As we seek to make necessary changes in our civic life it is important that we take seriously what is being said by our neighbors. While it is intrinsically true that all lives matter, there is no need to use that as a slogan in contrast with the simple assertion that Black Lives Matter. For it is true that Black Lives Matter. Bishop Kelly’s life matters. So do the lives of those whose names don’t become familiar to us. Justice for African Americans is inherently linked with the lives of all Americans. When one group of people suffers from racism and injustice, all are affected.

Living where we do, we need to also understand that Indigenous lives matter. I know the statistics of the jail population in our community and prison population in our state. Because of my work with the Sheriff’s Office I know many of the individual people who are involved. I know that there is systemic racism in our community. I also know that there are people of integrity and good faith who go to work every day to defend the rights of all people and to stand for justice that reaches beyond racism and who work for fairness and respect for every individual.
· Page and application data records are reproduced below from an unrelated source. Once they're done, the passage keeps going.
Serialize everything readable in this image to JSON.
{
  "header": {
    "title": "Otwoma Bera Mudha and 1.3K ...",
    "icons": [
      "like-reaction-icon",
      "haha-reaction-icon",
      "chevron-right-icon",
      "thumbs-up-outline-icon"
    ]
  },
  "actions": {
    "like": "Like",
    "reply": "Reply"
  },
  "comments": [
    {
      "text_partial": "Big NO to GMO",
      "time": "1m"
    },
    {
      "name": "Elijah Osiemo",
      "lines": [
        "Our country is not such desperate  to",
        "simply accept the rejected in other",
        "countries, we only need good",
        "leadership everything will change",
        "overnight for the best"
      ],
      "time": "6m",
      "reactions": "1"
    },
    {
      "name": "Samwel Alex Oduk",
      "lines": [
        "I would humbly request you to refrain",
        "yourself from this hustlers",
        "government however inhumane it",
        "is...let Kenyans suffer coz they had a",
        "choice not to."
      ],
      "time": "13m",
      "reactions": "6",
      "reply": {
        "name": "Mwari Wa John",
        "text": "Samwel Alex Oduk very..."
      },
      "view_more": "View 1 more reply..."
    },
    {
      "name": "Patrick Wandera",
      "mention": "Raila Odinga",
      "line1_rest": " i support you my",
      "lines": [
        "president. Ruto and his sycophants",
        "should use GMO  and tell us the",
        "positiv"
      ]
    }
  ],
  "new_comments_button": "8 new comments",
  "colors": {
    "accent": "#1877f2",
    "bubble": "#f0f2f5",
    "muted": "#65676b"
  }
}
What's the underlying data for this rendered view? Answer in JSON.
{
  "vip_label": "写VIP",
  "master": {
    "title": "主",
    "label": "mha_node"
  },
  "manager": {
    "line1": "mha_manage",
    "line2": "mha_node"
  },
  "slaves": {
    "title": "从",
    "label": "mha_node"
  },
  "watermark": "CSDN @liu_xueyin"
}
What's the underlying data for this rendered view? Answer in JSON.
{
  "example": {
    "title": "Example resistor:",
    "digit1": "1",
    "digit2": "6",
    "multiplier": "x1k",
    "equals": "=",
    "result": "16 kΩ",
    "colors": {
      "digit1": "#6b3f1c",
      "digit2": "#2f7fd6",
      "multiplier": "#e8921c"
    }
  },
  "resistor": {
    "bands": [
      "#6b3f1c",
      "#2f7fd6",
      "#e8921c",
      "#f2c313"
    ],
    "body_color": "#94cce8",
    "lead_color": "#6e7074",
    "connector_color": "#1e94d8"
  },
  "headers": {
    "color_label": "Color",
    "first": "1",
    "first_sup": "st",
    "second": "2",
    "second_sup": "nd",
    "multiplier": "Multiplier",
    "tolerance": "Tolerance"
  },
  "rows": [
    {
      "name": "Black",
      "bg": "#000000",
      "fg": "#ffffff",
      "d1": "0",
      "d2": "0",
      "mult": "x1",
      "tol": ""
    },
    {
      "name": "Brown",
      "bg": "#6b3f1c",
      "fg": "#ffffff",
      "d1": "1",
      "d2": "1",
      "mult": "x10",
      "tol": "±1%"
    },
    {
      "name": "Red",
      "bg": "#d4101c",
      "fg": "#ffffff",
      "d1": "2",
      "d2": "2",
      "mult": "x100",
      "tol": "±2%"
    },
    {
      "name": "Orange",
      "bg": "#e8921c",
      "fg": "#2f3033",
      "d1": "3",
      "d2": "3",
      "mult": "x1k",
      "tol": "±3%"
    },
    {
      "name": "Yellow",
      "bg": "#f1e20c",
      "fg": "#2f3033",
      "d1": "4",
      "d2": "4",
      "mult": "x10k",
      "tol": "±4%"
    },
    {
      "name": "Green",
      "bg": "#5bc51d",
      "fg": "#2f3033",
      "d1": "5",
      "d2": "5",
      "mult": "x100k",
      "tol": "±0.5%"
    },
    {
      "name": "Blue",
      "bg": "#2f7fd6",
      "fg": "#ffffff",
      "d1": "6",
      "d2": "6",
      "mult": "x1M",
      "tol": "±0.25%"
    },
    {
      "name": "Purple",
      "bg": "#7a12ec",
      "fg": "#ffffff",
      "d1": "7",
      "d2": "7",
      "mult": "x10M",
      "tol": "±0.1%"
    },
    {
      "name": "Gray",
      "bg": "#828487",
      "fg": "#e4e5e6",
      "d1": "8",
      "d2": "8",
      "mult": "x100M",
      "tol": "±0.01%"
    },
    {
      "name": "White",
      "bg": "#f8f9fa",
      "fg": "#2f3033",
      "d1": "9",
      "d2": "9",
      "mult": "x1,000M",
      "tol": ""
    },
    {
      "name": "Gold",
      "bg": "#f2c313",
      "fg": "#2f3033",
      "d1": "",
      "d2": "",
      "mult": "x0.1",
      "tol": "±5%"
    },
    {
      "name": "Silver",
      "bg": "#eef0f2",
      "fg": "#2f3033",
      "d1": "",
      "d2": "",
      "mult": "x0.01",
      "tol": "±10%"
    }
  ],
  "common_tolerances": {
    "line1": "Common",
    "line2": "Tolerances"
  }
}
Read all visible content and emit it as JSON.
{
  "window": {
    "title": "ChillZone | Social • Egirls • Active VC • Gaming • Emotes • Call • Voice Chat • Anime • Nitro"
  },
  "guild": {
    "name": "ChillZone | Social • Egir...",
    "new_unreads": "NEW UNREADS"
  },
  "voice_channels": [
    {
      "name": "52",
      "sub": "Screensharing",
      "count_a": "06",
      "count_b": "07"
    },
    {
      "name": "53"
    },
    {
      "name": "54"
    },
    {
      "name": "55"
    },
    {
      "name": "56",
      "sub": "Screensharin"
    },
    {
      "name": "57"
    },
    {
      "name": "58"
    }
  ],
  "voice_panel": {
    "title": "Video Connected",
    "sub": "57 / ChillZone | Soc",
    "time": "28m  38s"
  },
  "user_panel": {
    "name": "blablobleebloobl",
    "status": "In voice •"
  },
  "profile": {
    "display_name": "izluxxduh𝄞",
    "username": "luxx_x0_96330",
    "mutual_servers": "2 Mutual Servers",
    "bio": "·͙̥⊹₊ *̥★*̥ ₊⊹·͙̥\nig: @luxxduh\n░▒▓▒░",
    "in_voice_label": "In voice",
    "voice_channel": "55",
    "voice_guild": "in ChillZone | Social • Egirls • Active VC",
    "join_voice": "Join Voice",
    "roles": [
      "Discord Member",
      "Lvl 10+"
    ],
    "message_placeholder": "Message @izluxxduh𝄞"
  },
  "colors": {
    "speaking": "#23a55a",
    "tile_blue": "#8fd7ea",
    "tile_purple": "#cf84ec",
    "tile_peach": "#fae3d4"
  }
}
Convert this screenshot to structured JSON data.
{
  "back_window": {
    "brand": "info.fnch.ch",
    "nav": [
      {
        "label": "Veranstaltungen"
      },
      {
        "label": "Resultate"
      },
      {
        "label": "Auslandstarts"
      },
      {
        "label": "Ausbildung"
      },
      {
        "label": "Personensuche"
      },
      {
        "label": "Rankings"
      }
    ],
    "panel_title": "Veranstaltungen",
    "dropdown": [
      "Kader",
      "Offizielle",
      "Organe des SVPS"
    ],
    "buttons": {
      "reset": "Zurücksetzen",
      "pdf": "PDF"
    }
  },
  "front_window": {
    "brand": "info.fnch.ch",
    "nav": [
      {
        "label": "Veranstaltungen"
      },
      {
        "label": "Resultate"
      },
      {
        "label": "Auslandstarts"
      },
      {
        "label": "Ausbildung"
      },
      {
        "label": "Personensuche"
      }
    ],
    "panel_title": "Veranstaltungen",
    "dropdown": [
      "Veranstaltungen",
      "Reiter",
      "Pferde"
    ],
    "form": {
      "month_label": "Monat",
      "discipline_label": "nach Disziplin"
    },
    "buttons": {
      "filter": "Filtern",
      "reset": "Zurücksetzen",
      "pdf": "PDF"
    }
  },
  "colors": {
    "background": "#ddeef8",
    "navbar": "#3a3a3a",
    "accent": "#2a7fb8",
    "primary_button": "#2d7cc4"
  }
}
It was an honor to attend the funeral of Bishop Kelly, to pay tribute to this remarkable religious and civic leader, to offer support and care to his family, and to thank God for the gift of his life. It was an honor to sit with the men and women who serve as corrections officers in our community and to be identified with those who genuinely care about justice and fairness for all. It was equally good to have my conscience stirred and my awareness raised by the leaders of the Black Lives Matter movement.

We can best honor the memory of those who have died by working for a more just community and fairness for all.

Copyright (c) 2016 by Ted E. Huffman. I wrote this. If you would like to share it, please direct your friends to my web site. If you'd like permission to copy, please send me an email. Thanks!